Confronted with the rare and awkward choice of siding with either a president of their party or a Cabinet member who’s a former colleague, Senate Republicans are sounding of single mind:
Attorney General Jeff Sessions, until five months ago a senior GOP senator from Alabama, has done nothing to merit the upbraiding he’s been taking from President Donald Trump.
Being a former member of one of the most exclusive clubs in American politics, it seems, has privileges — including insulation from a wave of piling on when your job seems in jeopardy.
Conversations on Thursday with nine senators from across the Republican ideological spectrum, representing one-sixth of the party caucus, produced not a single critical word about their former colleague — let alone anyone willing to agree the president is justified in being angry that Sessions recused himself from the investigation into Russian meddling in the 2016 election.
“He’s a totally honorable man, a public servant who is trying to do the right thing,” Sen. Dan Sullivan of Alaska, a former attorney general of the state, said in a typical comment. “I respected the recusal decision when he made it and I still respect it now,” he added.
Asked if the president was being too harsh on Sessions, GOP conference Chairman John Thune of South Dakota offered: “Well, what ‘I’ think is that the attorney general is doing a good job.”
The longest-tenured current GOP senator, Orrin G. Hatch of Utah, said that while the recusal decision Sessions made in March was a close call, he’s done “a fine job” since and Trump’s unabated fury after so many months was out of all proportion.
“The president could have, and should have, been a bit more judicious, to use a word appropriate in this case,” Hatch said, adding: “Although, of course, that’s not really his way.”
The de facto votes of confidence on the Hill came as Sessions declared he would remain at the helm of the Justice Department “as long as that is appropriate,” despite Trump’s declaration the day before that he would not have nominated Sessions to that post had he known that he would recuse himself.

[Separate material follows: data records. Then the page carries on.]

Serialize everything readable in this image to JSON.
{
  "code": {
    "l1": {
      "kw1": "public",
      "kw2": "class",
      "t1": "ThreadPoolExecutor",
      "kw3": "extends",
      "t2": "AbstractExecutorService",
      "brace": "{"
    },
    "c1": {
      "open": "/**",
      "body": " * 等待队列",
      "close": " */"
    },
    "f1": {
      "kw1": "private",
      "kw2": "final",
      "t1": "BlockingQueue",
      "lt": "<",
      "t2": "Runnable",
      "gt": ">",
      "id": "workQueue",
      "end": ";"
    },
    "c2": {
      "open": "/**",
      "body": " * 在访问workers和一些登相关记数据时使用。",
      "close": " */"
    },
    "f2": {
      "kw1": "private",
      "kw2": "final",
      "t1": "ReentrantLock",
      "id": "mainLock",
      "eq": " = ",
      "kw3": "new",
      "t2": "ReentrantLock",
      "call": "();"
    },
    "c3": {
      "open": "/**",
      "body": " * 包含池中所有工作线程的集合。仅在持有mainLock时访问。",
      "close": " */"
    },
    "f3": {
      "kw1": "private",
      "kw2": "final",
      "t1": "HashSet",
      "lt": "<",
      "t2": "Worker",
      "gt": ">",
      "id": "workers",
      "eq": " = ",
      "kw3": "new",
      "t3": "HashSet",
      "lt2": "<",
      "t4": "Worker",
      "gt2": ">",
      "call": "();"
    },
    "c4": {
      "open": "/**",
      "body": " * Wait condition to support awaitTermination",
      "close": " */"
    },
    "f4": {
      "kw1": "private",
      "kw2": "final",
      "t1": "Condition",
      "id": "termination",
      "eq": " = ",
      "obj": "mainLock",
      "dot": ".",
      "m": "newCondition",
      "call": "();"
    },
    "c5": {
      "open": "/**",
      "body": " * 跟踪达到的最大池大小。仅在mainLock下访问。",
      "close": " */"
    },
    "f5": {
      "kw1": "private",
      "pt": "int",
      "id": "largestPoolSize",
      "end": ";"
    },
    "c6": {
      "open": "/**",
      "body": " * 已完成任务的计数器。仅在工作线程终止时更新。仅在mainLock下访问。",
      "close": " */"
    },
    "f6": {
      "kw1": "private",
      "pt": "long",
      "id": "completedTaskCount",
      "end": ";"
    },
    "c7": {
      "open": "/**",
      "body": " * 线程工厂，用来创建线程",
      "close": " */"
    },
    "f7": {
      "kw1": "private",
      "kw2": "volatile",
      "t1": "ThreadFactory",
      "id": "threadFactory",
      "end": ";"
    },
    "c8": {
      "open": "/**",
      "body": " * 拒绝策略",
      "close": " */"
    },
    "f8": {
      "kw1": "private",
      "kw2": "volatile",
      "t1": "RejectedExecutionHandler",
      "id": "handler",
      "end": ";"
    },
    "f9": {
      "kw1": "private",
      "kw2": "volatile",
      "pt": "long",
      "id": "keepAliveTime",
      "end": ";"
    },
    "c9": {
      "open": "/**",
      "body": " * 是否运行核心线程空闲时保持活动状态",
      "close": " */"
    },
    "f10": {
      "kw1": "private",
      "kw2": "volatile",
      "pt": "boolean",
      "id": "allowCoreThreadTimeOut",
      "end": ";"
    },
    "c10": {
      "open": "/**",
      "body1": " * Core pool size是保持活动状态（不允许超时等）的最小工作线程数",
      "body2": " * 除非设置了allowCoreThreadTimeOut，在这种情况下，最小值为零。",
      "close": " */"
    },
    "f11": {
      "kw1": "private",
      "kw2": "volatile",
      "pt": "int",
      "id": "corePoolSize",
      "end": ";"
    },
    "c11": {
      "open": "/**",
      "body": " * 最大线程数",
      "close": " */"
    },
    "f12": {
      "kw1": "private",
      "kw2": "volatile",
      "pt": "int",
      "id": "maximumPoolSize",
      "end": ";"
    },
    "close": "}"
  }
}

“Jeff Sessions takes the job, gets into the job, recuses himself, which frankly I think is very unfair to the president,” Trump said during a sprawling interview with The New York Times. “How do you take a job and then recuse yourself? If he would have recused himself before the job, I would have said, ‘Thanks, Jeff, but I’m not going to take you.’ It’s extremely unfair — and that’s a mild word — to the president.”
Asked Thursday at a news conference, arranged to announce arrests in an online narcotics sales case, whether he was considering resigning in the face of Trump’s criticisms, Sessions said, “The work we are doing today is the kind of work that we intend to continue,” adding, “I’m totally confident that we can continue to run this office in an effective way.”
Senate Majority Whip John Cornyn, a former attorney general of Texas, described Sessions as “doing just fine” and urged Trump to work to put their relationship back together. “They’re both adults and they can work it out.”
Speaking of loyalty
The president’s unabated fury is all the more perplexing to senators because of Sessions’ distinction as the first senator to endorse him, in February 2016 — a time when many GOP senators and House members were still openly repudiating the candidate who had won the New Hampshire and South Carolina primaries and become the clear front-runner for the party’s nomination.
From that point through the convention, the fall campaign, the transition and the opening weeks of the administration, Sessions’ status seemed to be steadily elevated from best-friend-in-Congress to one of the few non-family members of Trumps’ innermost circle
But that changed with the recusal, which came after revelations that, in his Senate confirmation hearing, Sessions failed to disclose contacts with the Russian ambassador while advising the Trump campaign. His decision set in motion the series of decisions resulting in former FBI Director Robert S. Mueller’s appointment as special counsel.
One reason the senators sounded so unified in support of Sessions is that his dismissal or forced resignation would make life for every Republican in Congress much more difficult.
That’s because the nomination and confirmation of a replacement would be, more than anything, a referendum on Mueller’s inquiry, which is already reportedly looking into possibly improper interconnected behavior by members of the president’s family and his 2016 campaign operatives.
Special counsels report to the attorney general, who can veto such an official’s decisions, but are not supposed to provide close supervision. Given the Sessions recusal, Mueller is now reporting to Justice’s No. 2 official, Rod Rosenstein.
Were Sessions to be in need of replacement at the top, however, Mueller would get a new overseer only when Trump nominated someone who had secured Senate confirmation, meaning GOP senators would inevitably be pressed to take a clear position in support or skepticism of Mueller’s work.